### SOURCE RECORDS

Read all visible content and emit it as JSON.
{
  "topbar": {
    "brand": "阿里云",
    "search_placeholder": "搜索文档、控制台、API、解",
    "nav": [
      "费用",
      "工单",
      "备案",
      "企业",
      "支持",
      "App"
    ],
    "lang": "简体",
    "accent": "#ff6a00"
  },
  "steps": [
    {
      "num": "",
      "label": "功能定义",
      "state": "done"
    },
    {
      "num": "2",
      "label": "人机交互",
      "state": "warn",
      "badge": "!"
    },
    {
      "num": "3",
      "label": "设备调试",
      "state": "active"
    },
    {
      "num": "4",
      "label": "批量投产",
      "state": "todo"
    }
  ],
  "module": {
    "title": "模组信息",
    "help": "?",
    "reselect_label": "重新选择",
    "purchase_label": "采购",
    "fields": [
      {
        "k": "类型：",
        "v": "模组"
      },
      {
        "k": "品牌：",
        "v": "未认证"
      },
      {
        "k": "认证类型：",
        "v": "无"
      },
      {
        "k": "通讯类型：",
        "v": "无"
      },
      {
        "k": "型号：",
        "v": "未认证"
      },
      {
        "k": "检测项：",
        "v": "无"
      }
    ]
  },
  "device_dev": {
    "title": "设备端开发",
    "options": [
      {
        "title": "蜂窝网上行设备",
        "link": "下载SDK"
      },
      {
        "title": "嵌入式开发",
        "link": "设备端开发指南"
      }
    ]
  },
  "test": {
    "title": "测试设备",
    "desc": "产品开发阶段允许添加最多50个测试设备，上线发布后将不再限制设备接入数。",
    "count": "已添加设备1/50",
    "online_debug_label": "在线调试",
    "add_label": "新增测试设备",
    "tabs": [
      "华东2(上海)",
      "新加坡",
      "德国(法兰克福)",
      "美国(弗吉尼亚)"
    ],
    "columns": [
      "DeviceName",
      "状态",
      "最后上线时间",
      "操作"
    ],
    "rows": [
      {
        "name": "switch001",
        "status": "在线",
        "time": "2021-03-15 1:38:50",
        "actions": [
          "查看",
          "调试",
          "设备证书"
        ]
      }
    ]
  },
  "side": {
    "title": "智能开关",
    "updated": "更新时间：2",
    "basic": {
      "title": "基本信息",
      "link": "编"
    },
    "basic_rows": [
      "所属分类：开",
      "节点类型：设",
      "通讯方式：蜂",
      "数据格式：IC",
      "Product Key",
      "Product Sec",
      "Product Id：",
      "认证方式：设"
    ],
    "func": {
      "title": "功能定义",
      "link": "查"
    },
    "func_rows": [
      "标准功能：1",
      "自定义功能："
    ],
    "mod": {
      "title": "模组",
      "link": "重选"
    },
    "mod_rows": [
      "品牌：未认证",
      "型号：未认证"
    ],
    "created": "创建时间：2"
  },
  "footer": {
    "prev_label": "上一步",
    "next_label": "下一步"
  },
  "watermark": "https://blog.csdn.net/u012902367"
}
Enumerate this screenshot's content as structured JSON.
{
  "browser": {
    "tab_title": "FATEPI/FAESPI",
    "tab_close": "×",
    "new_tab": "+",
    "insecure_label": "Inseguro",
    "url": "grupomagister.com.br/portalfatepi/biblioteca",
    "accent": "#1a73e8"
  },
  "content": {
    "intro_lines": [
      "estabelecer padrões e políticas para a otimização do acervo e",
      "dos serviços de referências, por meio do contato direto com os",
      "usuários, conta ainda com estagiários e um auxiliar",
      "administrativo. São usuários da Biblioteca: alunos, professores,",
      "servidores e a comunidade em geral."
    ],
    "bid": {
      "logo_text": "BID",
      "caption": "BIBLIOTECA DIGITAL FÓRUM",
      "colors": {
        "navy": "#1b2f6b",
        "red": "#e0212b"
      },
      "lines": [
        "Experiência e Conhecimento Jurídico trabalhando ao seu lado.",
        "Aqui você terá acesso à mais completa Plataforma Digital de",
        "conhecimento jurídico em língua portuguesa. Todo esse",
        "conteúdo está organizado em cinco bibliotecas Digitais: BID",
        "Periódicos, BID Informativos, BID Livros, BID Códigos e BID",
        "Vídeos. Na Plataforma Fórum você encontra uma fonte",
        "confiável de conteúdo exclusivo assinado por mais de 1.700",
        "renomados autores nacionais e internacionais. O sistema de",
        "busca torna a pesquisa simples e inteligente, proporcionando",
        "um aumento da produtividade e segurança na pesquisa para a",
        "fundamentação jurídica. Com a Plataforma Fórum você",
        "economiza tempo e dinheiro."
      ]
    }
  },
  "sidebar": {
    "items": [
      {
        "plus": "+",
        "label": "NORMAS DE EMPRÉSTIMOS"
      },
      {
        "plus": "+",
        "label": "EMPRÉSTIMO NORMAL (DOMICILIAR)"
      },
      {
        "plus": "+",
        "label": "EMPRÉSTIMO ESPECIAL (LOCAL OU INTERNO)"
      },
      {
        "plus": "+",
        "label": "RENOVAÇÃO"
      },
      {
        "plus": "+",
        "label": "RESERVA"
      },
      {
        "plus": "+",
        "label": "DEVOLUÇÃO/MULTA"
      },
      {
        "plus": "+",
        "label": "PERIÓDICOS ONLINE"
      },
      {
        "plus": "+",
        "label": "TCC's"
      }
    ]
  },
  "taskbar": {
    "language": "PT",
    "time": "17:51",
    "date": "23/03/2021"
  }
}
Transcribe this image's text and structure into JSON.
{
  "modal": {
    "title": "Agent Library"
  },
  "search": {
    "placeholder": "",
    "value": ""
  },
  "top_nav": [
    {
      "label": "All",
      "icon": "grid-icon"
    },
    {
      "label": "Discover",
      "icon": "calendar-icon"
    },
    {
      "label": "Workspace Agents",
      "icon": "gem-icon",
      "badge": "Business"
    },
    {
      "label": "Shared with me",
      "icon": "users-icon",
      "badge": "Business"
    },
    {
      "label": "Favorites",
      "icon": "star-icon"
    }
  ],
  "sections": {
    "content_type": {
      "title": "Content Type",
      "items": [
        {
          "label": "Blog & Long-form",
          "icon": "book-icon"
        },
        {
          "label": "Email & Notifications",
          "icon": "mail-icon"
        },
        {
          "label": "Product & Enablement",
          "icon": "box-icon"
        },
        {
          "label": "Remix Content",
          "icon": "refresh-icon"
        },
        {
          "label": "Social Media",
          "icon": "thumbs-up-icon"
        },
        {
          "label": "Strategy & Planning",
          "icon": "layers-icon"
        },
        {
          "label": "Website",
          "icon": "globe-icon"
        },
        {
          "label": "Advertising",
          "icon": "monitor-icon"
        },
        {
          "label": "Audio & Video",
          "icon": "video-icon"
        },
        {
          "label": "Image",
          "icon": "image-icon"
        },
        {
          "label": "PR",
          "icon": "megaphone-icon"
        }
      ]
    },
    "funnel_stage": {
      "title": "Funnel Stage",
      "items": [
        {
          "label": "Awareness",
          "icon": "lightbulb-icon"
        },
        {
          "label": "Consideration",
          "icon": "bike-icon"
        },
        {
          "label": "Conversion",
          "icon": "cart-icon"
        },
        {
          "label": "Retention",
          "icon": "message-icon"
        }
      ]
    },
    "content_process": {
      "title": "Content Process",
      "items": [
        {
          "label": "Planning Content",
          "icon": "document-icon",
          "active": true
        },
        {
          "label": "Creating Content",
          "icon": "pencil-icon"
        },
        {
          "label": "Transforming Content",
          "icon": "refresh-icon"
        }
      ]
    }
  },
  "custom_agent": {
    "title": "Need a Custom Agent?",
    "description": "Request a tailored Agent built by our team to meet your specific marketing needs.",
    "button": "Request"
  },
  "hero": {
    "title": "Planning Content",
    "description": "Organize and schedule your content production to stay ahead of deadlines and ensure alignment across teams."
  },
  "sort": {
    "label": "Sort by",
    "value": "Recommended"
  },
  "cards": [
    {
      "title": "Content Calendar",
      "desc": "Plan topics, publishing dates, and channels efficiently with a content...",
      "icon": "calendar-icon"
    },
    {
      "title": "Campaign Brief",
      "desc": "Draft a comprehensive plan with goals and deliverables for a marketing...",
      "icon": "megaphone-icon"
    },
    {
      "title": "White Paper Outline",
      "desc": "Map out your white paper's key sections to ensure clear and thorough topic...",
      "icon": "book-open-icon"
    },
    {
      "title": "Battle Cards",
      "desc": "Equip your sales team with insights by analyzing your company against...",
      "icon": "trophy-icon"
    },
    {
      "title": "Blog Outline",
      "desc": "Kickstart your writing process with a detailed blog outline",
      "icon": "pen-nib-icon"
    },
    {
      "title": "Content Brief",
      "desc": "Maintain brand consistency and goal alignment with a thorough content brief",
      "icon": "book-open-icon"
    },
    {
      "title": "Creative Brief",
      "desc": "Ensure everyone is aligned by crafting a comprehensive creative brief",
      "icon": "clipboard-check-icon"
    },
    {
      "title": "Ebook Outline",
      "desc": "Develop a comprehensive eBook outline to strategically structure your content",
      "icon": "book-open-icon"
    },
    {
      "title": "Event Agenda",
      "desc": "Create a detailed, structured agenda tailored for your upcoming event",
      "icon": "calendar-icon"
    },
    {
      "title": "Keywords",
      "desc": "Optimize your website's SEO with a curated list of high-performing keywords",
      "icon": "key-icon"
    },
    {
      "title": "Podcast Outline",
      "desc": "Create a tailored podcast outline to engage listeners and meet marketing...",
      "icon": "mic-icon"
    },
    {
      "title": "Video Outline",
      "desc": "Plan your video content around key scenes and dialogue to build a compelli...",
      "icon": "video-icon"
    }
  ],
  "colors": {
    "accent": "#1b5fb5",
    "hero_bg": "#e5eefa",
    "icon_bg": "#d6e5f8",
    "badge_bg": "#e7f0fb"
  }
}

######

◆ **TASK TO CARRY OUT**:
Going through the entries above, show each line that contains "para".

◆ **ANSWER BOX**:
      "estabelecer padrões e políticas para a otimização do acervo e",
        "um aumento da produtividade e segurança na pesquisa para a",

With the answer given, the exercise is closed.